The students of the University of Mississippi are not only proud to be called all white, they are determined to remain all white.
MALCOLM S. DALE
Editor, The Mississippian
I myself do not attend Ole Miss but I do attend one of the larger southern universities and I'd like to say, "We are proud...."
As Tacoma wound up its first Pacific Coast League season in 78° sunshine (and in second place), many of us recalled a four-paragraph piece you published May 2. Noting that rain had affected the opening-week schedule of our heroes, your writer concluded: "Apparently forgotten in the excitement of the plans for revival was the reason that Taco-ma's last Pacific Coast League team left town in 1905: The weather wasn't fit for baseball."
For the record, the Tacoma Giants drew 270,024 paid customers during the season to lead the league in this department and to place second nationally in minor league attendance—just behind Buffalo, a city more than three times Tacoma's population.
In an attempt to analyze Armin Hary's fast start (The Thief of Starts, Sept. 12) could one contributing factor be his bent elbows? (The shorter the pendulum—the faster the action.) All the other sprinters pictured had nearly extended elbows. Has anyone else noticed this?
•They have indeed. Abilene Christian Coach Oliver Jackson, for one, instructs his runners (Morrow, Young and Woodhouse among others) to keep their arms bent at about 90°. Says Jackson, "The shorter the radius of the arm's circular motion the faster and more immediate the action. By natural reflex, the legs also react this way. Hary's accentuated forward lean is another speed factor that permits the direction of the push by the feet to be as much forward (rather than up) as possible."—ED.
RATS TO RATINGS
After last year's Special Football Issue, it seemed you could never come up with another like it, but this one is even better!

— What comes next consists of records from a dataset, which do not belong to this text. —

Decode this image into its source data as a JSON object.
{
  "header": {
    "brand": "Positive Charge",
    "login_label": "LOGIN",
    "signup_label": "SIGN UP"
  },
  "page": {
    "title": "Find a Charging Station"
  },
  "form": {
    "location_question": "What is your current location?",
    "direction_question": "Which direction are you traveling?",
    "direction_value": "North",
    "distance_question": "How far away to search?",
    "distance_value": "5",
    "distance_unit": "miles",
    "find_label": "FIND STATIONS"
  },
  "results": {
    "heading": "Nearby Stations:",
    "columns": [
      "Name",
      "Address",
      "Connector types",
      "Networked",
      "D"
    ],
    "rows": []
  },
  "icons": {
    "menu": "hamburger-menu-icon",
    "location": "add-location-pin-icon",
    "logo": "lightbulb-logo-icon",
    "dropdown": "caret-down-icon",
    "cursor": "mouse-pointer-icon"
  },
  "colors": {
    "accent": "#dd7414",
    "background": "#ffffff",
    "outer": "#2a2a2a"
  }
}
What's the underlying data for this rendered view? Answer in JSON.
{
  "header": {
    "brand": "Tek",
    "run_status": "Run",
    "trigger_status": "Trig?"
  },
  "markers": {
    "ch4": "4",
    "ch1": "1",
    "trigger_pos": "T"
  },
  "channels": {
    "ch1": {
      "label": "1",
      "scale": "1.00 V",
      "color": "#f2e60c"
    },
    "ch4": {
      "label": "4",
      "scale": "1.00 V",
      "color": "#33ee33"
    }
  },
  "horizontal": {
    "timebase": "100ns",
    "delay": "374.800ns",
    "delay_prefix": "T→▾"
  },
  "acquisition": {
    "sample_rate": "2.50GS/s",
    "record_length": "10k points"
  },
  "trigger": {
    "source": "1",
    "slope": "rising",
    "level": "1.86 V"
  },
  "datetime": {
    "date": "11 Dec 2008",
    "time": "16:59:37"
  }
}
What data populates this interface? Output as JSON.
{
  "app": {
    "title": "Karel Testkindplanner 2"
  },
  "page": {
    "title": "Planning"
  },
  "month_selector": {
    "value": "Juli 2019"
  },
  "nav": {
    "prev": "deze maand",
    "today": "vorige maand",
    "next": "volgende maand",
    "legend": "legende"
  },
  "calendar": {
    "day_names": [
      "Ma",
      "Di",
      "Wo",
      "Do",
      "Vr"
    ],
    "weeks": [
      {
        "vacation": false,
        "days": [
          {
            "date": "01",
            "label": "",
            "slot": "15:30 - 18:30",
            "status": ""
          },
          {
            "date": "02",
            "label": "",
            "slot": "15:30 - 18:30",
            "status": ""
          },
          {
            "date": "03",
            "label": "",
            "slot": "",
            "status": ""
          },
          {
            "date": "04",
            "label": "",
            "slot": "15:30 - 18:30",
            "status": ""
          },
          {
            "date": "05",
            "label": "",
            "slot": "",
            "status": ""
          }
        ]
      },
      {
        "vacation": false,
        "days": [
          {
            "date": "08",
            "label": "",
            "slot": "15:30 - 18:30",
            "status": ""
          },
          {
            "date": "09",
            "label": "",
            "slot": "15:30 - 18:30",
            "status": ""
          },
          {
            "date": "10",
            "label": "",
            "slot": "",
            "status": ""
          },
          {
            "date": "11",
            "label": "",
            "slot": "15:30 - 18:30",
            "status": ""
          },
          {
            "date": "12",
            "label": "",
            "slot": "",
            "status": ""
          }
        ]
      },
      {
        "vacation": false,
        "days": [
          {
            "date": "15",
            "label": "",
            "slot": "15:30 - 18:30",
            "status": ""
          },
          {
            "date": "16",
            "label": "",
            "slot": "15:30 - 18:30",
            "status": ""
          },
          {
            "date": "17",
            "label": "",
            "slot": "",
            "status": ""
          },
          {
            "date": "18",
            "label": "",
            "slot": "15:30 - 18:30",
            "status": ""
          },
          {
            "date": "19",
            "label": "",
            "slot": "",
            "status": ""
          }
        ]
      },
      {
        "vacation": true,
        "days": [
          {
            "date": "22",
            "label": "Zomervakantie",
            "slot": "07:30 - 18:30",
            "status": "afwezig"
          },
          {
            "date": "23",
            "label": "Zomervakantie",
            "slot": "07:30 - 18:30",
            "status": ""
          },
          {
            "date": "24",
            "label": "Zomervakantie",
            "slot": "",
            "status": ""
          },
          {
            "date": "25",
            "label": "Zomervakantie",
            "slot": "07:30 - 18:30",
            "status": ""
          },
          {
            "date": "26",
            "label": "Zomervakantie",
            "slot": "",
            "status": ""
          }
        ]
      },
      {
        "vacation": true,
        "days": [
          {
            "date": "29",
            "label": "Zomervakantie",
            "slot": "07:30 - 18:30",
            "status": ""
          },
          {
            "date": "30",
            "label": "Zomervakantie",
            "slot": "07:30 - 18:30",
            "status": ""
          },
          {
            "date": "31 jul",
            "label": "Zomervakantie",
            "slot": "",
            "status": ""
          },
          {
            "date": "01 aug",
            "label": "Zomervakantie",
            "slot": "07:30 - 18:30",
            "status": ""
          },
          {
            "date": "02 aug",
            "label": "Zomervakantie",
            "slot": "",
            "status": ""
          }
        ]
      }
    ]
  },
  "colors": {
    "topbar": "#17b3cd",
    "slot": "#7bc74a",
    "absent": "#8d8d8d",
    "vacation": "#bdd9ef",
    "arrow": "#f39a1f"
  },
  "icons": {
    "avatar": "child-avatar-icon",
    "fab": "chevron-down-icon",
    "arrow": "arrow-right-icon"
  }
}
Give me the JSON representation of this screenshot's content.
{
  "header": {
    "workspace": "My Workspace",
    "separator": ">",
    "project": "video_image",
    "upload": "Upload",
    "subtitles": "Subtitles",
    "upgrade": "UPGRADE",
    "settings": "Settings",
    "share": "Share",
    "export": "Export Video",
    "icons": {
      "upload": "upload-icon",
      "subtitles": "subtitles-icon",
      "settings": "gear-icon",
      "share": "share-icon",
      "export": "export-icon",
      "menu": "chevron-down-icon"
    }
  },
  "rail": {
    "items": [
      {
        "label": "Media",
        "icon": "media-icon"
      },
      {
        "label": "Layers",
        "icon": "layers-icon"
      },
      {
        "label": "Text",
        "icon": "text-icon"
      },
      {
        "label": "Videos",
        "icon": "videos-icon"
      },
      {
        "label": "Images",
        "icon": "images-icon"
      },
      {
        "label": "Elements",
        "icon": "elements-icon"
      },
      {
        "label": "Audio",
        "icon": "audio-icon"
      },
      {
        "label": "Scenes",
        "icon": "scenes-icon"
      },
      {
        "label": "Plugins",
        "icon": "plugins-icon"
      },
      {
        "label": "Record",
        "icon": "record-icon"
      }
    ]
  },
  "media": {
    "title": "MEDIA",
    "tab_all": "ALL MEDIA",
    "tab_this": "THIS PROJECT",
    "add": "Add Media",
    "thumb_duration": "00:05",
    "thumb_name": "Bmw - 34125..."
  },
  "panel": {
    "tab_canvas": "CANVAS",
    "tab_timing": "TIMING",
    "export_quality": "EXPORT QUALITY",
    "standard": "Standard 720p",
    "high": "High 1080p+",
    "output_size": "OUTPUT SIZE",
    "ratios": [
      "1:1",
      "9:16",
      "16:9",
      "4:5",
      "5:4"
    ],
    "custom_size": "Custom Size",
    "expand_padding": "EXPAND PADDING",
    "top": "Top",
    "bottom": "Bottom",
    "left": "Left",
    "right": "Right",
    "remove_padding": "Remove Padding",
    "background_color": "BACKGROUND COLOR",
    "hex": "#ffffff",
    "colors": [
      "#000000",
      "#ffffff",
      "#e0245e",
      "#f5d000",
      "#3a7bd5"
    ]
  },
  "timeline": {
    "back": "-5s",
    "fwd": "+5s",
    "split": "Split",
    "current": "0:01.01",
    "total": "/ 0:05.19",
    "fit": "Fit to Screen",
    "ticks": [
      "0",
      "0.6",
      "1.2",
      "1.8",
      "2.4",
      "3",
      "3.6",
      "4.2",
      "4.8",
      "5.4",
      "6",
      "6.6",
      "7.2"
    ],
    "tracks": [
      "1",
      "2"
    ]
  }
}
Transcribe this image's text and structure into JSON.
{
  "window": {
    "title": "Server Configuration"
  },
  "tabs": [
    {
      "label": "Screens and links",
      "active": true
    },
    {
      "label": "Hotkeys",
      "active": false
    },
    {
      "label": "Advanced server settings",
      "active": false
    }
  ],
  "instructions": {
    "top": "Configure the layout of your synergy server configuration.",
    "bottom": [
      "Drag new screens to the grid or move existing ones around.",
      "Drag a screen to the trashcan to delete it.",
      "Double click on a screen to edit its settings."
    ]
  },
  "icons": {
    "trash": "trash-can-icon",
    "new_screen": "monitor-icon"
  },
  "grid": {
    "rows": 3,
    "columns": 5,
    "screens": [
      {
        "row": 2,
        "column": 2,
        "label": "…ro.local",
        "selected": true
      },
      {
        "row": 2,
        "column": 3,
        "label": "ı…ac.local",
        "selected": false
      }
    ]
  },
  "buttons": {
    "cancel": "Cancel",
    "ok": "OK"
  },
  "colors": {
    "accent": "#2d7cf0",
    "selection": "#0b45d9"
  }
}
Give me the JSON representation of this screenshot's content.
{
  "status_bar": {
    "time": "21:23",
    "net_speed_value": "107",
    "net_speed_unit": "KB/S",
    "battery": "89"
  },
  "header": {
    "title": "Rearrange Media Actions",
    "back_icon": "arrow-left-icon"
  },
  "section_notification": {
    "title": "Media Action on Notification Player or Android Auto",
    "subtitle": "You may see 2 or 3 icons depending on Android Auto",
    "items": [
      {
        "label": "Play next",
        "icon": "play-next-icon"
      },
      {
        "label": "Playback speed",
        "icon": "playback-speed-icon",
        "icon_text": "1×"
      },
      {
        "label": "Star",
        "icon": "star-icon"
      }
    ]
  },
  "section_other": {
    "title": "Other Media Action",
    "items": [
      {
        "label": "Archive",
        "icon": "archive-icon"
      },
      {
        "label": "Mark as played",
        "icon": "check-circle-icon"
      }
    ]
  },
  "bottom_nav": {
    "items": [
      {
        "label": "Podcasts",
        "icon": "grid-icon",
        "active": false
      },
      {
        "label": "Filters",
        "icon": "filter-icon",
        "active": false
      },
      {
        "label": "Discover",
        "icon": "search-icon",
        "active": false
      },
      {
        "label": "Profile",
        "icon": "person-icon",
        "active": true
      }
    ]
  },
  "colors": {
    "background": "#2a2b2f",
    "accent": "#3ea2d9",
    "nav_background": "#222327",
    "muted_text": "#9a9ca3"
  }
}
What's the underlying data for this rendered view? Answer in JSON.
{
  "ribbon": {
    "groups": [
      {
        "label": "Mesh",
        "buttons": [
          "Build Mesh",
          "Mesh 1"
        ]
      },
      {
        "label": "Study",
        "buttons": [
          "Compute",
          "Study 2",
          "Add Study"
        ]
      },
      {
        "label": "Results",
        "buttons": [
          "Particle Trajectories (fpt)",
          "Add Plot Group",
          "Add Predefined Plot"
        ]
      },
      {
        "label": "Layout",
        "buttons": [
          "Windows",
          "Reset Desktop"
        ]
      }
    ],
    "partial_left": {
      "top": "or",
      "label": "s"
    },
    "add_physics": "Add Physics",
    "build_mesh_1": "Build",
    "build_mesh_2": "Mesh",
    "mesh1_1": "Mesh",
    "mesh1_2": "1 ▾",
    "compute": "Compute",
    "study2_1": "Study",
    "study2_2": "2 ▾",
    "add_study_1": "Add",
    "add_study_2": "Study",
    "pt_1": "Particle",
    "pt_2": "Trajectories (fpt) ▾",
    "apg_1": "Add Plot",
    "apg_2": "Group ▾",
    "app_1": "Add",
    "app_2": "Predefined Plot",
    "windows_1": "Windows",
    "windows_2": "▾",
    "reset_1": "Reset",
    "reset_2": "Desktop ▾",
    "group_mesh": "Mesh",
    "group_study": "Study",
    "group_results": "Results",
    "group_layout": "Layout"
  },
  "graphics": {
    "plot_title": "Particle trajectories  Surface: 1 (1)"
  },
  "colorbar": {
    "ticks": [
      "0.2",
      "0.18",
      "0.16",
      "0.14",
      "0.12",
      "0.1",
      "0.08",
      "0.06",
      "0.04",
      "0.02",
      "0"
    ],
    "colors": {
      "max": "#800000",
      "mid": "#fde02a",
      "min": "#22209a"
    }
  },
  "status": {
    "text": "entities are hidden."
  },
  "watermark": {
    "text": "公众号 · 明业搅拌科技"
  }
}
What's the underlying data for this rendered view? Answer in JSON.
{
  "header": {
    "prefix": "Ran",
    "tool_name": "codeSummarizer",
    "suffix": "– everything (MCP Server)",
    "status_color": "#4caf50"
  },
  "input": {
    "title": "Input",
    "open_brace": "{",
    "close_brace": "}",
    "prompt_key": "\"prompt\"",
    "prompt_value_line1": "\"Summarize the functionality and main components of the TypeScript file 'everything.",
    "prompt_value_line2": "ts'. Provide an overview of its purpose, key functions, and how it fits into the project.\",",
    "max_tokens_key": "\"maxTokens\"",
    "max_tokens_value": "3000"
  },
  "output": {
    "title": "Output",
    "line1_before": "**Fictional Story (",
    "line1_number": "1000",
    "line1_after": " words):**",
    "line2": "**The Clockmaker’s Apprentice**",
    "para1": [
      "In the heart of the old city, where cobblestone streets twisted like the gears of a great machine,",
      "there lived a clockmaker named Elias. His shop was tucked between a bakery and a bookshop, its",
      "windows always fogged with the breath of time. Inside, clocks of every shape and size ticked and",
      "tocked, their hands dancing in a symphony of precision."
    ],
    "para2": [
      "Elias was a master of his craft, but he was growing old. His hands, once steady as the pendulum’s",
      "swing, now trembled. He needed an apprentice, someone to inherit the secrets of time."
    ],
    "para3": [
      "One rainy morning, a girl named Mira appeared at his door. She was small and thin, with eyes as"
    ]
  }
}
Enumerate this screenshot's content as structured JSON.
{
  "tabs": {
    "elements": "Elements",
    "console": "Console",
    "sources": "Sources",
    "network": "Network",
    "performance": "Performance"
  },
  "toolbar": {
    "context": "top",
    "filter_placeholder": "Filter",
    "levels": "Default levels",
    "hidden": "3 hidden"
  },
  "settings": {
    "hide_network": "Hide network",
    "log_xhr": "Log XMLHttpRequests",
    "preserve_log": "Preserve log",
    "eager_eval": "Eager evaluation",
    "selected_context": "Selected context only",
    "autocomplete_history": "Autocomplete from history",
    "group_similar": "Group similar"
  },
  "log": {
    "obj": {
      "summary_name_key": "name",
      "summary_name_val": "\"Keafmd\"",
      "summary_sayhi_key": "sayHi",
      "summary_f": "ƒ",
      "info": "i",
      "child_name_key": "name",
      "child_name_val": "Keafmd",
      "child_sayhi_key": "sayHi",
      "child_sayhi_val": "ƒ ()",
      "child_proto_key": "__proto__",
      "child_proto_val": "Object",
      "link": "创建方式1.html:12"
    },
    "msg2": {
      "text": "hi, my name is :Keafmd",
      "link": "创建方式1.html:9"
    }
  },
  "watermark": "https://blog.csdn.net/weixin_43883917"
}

However—why not a higher rating for Arkansas?
Southwest City, Mo.
Have your so-called football experts gone out of their everlovin' minds? You reviewed Heidelberg College and did not even mention the team that most local and Ohio experts pick to beat Heidelberg for the Ohio Conference title—Muskingum.
New Concord, Ohio
Haven't you heard that they play football in North and South Dakota?
JAY M. ALLEN
You apparently deny the very existence of the Missouri Valley Conference!
EDWARD J. KOENIG
My eyes still ache from searching for something about Lenoir Rhyne College, Hickory, N.C., the NAIA's No. 1 team in the nation last year.
N. S. HAYDEN
I have come to the conclusion that you don't know a good football team when you see one.
Huntington Woods, Mich.
RE SAN JOSE STATE QUARTERBACK CHON GALLEGOS AND LISTED NINE INTERCEPTIONS IN 1959, WE BLUSH FOR TYPOGRAPHICAL ERROR. SHOULD HAVE BEEN ZERO INTERCEPTIONS. GALLEGOS GOOD PLAYER, FINE PASSER. PLEASE PRINT THIS CORRECTION OR I'LL BE HOMICIDE VICTIM AT HANDS OF GALLEGOS.
ATHLETIC NEWS DIRECTOR
SAN JOSE STATE COLLEGE
•SPORTS ILLUSTRATED regrets compounding Art Johnson's misdemeanor into a felony, and we're happy to put him right with his quarterback.—ED.
In Europe, gymnastics is not a "minor" sport but the major sport (EDITORIALS, Sept. 19). It is the original form of athletic competition in the world. This alone is evidence enough that gymnastics should not take a back seat in this country.
Let's give greater emphasis to gymnastics. It should be regarded as the foundation of practically all other sports. And it could be taught in all schools without any difficulty—and with infinitely more benefit than many of the subjects passing as education in the schools today.
ROBERT M. SNYDER